In fact, he hypothesizes that treadmill workstations are most effective for more inactive people — people with higher real or perceived costs of physical activity. And in part, based on his own experience — he has three standing desks and a detached treadmill — Ben-Ner thinks that complex cognitive activity, like thinking through a problem, is best suited for physical activity.

Anyone who’s ever pounded the pavement to sweat out anxiety or weigh a difficult decision understands that logic. But are the kind of performance gains seen at this one Minnesota office necessarily indicative of a larger truth? There may be other mechanisms at play.

Recall that the “walking workers” — 10 percent of the company’s staff — volunteered to participate.
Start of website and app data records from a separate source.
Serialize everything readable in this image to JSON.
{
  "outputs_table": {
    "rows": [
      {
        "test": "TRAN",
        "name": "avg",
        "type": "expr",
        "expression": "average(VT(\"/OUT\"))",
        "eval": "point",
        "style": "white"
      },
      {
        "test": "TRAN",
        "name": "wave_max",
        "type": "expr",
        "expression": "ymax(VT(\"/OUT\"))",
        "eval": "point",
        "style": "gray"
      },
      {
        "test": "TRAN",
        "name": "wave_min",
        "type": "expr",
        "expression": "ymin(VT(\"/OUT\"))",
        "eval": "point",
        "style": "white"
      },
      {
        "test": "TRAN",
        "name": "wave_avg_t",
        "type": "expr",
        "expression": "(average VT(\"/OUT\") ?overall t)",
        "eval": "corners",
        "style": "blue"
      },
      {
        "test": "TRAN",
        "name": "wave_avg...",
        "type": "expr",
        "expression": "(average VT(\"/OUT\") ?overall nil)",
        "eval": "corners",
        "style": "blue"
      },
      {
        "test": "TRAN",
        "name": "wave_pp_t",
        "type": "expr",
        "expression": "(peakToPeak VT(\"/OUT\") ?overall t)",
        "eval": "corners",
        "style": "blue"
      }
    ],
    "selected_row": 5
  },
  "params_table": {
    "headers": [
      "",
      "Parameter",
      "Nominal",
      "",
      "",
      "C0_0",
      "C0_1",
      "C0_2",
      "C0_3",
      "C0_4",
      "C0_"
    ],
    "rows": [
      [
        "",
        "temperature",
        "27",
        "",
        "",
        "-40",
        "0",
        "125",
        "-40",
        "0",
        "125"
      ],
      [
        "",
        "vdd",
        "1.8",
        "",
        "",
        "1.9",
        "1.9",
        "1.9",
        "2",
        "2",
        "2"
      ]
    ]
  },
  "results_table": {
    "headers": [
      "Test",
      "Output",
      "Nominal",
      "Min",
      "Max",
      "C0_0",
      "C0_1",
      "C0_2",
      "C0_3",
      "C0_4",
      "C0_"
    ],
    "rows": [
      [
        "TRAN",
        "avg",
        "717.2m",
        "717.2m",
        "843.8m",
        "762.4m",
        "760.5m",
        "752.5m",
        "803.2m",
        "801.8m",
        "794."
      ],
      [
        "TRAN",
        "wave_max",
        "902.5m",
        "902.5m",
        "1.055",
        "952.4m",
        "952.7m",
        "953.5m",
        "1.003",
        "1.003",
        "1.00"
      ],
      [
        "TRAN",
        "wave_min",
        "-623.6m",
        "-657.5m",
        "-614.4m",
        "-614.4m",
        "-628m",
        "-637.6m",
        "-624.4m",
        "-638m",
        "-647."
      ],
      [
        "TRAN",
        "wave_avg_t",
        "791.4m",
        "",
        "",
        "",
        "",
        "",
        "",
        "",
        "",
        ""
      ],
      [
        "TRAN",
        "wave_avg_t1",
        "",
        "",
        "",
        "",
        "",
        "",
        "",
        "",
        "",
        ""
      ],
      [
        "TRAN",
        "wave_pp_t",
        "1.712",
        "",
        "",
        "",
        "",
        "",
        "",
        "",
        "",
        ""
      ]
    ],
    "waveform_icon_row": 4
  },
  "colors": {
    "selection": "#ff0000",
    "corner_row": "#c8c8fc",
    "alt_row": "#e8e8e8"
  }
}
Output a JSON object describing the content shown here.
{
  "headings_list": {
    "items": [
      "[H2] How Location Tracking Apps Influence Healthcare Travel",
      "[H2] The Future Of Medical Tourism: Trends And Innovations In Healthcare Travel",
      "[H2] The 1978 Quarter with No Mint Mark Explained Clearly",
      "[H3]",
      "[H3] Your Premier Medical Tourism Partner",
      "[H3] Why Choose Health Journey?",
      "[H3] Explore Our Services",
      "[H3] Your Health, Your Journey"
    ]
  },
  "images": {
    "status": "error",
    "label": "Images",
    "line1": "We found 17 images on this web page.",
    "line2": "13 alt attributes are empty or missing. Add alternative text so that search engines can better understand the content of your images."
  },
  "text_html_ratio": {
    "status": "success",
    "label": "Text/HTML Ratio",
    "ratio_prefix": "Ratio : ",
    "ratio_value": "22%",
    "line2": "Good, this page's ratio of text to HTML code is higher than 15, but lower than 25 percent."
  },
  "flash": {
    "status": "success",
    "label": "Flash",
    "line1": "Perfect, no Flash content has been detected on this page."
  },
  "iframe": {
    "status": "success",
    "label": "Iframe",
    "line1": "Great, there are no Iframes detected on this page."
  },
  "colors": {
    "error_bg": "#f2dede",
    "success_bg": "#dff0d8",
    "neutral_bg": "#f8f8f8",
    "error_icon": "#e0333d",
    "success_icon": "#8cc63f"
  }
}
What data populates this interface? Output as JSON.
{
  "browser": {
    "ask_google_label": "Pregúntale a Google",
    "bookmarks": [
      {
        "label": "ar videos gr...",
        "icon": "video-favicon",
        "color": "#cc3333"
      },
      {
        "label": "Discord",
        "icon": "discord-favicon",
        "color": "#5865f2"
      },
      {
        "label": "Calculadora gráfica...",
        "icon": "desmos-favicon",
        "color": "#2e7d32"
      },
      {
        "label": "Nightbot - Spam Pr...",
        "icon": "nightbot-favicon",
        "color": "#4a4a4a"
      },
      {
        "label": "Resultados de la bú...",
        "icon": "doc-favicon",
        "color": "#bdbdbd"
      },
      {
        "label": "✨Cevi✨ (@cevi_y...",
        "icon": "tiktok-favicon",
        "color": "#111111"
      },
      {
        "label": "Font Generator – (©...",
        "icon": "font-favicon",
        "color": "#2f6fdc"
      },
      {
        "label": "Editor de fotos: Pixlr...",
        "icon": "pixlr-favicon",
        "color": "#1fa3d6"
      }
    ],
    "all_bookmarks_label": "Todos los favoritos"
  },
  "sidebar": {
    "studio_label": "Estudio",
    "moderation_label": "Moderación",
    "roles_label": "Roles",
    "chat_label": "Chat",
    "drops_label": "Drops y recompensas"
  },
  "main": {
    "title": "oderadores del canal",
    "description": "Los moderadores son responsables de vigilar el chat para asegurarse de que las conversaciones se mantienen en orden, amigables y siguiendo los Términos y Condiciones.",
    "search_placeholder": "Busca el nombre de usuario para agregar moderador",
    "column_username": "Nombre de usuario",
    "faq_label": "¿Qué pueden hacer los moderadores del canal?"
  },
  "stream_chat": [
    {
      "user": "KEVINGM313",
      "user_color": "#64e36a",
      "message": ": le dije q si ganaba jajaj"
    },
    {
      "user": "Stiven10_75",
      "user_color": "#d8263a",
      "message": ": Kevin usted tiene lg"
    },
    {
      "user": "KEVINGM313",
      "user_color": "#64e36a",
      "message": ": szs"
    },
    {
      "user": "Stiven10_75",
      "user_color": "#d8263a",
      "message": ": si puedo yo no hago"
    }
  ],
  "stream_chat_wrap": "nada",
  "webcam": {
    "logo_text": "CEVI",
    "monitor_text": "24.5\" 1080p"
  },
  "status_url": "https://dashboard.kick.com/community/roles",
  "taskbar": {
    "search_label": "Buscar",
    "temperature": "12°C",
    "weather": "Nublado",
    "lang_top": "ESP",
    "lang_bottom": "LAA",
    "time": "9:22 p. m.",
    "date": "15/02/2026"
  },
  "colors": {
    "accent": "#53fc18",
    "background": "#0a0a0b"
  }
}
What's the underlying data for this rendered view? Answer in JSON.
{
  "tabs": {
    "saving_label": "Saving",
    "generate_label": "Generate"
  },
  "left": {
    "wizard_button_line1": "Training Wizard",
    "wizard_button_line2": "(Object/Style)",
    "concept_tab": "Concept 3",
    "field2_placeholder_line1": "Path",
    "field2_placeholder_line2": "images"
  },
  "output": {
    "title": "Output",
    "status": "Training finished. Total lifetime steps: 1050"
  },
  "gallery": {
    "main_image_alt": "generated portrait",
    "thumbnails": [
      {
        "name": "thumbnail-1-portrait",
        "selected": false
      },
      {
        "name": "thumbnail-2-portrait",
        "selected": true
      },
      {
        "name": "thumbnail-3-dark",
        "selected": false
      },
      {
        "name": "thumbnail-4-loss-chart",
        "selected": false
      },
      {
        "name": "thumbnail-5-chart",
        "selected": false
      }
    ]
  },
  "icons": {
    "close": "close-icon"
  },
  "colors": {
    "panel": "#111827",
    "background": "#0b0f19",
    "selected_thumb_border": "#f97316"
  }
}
This self-selecting population didn’t differ from the rest of the office in any statistically significant way except that they were more likely to perceive themselves as overweight (even though their body mass indexes weren’t any higher). They might simply have been working harder and walking more to justify their participation in the study.

It’s possible they were more motivated, Ben-Ner concedes, but is it likely that what worked for them wouldn’t work for the other 90 percent of the company? No, he says, probably not.

Recall also that the company paid for the treadmills and the installation of the workstations. So it’s reasonable to assume that at least some of employees’ increased productivity stemmed not from walking but from a motivation to reciprocate their employer’s investment. This is the “efficiency wage” hypothesis: better compensated employees (in this case, with a treadmill) will be better workers.

That’s not out of the question, says Ben-Ner, but the fact that there’s such a significant learning curve for working on the treadmill suggests that the efficiency wage theory isn’t the main story. An efficiency wage, he said, while it might have boosted productivity, wouldn’t have had the time profile seen in the learning curve — productivity would have dropped after a while, not dropped and then increased.

But it’s not just about workplaces for Ben-Ner. When his six-year-old daughter asks him to fetch something from her room, he asks, why not do it yourself? It isn’t that he wouldn’t gladly fetch it; he wants her to see that the benefits of physical activity are not so distant and the present costs are not so burdensome. As a society, Ben-Ner says, we’re myopic: we let the thought of heaving ourselves off the couch deter us from getting what we need.

We need exercise. Endless scientific research shows that movement helps humans lead healthier, longer and happier lives. If we’re not sick and in a better mood, chances are that we’ll be better workers too.

“We have more agency than our restrictive workplaces offer,” Ben-Ner says. “But we just have to be convinced of that.” His study seems a stride in the right direction.